Heart to Heart: Community Hospital Auxiliary volunteers make thousands of pillows for cardiac patients
Over the years, Community Hospital Auxiliary volunteers have crafted more than 5,000 pillows from the heart for cardiac surgery patients at the hospital.
“These pillows do so much good for the patients,” said Marilyn Brandt, one of the dedicated volunteers. “They provide such a comfort.”
The brightly colored, handmade heart-shaped pillows help support patients who have undergone open heart surgery. When patients cough, sneeze or breathe deeply, they squeeze the pillow to their chest to prevent their incision from reopening. The pillows can also be used when the patient leaves the hospital, to prevent a car seatbelt from rubbing against their chest.

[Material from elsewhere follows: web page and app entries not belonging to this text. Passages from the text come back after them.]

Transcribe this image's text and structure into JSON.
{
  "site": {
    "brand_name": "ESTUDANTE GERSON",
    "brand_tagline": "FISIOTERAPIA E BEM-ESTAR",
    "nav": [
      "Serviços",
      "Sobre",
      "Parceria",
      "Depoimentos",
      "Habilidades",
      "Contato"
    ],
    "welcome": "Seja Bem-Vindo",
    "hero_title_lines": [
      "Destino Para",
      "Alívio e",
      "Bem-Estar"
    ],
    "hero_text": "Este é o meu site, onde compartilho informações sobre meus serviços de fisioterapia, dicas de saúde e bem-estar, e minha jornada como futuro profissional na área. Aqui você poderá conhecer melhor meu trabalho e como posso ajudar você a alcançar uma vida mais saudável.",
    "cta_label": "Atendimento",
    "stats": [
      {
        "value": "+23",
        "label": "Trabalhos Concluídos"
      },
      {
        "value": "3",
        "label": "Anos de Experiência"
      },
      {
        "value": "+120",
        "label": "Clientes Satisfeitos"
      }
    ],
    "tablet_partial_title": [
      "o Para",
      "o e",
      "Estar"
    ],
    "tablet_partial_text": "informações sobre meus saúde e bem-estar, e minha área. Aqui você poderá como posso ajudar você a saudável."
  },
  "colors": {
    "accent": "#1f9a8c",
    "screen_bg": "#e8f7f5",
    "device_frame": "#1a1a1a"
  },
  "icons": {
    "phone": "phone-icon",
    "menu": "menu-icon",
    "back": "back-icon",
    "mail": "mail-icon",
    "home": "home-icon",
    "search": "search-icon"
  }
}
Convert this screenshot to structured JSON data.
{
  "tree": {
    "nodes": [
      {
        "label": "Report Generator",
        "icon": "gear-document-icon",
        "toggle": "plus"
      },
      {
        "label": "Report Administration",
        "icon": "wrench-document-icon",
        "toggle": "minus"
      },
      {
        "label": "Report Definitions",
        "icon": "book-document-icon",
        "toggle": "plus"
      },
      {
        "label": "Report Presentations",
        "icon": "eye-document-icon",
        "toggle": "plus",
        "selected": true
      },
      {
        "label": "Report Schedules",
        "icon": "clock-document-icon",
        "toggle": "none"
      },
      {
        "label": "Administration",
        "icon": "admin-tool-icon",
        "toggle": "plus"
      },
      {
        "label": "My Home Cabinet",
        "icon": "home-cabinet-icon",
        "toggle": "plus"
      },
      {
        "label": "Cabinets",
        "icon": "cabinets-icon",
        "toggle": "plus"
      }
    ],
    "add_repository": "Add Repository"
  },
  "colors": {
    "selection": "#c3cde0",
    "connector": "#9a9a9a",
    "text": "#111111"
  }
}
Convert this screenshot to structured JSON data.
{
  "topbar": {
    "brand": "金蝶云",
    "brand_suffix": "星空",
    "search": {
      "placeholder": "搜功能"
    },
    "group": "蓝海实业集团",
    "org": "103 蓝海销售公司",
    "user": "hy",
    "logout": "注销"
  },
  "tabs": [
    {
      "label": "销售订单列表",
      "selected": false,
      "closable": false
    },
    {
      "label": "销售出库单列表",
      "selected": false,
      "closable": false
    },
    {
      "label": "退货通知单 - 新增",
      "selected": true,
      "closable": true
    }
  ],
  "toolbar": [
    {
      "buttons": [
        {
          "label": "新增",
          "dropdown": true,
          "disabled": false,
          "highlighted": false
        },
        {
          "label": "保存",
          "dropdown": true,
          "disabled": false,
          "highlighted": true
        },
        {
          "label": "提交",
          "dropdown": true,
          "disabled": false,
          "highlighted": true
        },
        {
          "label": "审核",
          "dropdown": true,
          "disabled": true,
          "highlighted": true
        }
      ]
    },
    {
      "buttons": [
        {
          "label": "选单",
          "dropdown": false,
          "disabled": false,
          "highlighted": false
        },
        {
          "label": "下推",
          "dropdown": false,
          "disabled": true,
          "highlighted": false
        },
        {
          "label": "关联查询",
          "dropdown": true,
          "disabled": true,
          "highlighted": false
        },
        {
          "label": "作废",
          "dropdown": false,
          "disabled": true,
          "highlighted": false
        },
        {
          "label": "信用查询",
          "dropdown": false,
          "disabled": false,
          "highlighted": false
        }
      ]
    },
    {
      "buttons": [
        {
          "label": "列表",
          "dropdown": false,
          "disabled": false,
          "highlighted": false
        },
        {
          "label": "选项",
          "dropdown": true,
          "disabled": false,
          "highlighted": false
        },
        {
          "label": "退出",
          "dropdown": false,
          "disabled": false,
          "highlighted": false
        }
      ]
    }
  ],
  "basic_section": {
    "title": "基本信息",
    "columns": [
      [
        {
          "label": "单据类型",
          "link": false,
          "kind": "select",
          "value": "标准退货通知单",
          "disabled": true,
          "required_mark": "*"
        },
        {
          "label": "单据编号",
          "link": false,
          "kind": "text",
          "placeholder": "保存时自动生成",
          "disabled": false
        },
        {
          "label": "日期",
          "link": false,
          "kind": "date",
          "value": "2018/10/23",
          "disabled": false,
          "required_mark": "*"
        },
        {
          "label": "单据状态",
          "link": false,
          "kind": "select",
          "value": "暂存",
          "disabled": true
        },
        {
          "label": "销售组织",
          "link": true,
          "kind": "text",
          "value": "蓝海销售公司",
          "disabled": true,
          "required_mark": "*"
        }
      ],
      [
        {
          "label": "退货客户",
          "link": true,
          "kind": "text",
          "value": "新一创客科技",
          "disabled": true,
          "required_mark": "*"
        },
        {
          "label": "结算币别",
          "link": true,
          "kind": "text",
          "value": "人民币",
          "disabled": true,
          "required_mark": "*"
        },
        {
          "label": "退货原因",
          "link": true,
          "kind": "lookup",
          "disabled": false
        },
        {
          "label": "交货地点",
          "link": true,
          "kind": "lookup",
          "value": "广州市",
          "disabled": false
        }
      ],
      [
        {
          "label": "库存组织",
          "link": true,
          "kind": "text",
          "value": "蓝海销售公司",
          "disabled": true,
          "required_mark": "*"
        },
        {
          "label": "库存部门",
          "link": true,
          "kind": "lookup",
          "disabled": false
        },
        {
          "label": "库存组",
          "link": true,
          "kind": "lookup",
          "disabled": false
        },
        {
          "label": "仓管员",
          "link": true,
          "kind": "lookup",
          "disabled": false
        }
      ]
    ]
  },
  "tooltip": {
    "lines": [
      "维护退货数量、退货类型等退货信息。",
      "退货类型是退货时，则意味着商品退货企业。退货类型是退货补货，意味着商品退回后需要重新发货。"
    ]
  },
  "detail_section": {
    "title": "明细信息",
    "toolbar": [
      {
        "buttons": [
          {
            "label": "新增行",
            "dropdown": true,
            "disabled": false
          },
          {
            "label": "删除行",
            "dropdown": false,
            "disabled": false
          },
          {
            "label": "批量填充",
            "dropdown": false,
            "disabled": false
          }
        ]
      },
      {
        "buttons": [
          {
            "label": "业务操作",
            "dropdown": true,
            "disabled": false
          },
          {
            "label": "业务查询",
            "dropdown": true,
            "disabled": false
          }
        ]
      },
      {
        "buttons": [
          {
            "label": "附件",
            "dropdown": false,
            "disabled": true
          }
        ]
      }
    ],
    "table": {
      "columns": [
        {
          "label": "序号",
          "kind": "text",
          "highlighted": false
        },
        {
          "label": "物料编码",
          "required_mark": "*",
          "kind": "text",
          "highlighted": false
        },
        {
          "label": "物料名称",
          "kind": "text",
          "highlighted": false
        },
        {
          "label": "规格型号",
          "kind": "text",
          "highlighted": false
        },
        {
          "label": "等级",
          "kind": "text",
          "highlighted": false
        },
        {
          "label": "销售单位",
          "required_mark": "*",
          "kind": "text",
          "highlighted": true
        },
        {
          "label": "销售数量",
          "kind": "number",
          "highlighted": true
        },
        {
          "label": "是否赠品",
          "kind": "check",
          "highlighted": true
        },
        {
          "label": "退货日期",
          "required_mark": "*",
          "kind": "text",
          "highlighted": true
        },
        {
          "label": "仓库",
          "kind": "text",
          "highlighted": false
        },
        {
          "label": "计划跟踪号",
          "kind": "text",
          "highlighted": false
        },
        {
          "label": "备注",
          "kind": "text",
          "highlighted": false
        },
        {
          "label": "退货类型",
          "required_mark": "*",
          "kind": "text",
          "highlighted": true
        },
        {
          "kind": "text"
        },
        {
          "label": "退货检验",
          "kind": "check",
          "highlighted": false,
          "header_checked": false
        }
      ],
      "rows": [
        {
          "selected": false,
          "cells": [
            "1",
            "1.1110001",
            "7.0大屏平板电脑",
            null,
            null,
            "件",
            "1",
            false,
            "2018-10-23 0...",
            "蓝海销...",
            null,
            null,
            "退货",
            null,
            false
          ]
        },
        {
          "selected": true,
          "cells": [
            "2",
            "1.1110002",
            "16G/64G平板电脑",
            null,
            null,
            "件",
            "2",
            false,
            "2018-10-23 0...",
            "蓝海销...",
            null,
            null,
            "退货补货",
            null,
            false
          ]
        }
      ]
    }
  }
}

Ruth Quasney has been making the pillows for 15 years. “The patients really appreciate them.”
Fellow volunteer Julia Wodarski knows this from her own personal experience. “I had open heart a few years ago and used one of the pillows. I thought ‘Here I am using it, why not start making them, too?’”
Ed Banham, clinical manager of Respiratory Care at Community Hospital, said his team is grateful for the pillows. “They give our therapists a visual aid to help patients feel more confident during recovery and decrease the fear and anxiety associated with open heart surgery. The pillows truly are a godsend to our patients.”
Community Hospital has one of the largest heart and vascular programs in Northwest Indiana. The hospital offers several minimally invasive options to patients requiring heart surgery. Those requiring open heart surgery have the full range of expertise and support throughout recovery and rehabilitation.
Community Hospital Auxiliary volunteers have crafted more than 5,000 heart-shaped pillows for cardiac patients. The pillows provide comfort and support to patients recovering from open heart surgery. Shown with some of the pillows are (left to right) Ed Banham, clinical manager of Respiratory Care; Community Hospital Auxiliary volunteers Julia Wodarski and Marilyn Brandt; Poutrise Peters, respiratory therapist and volunteer Ruth Quasney.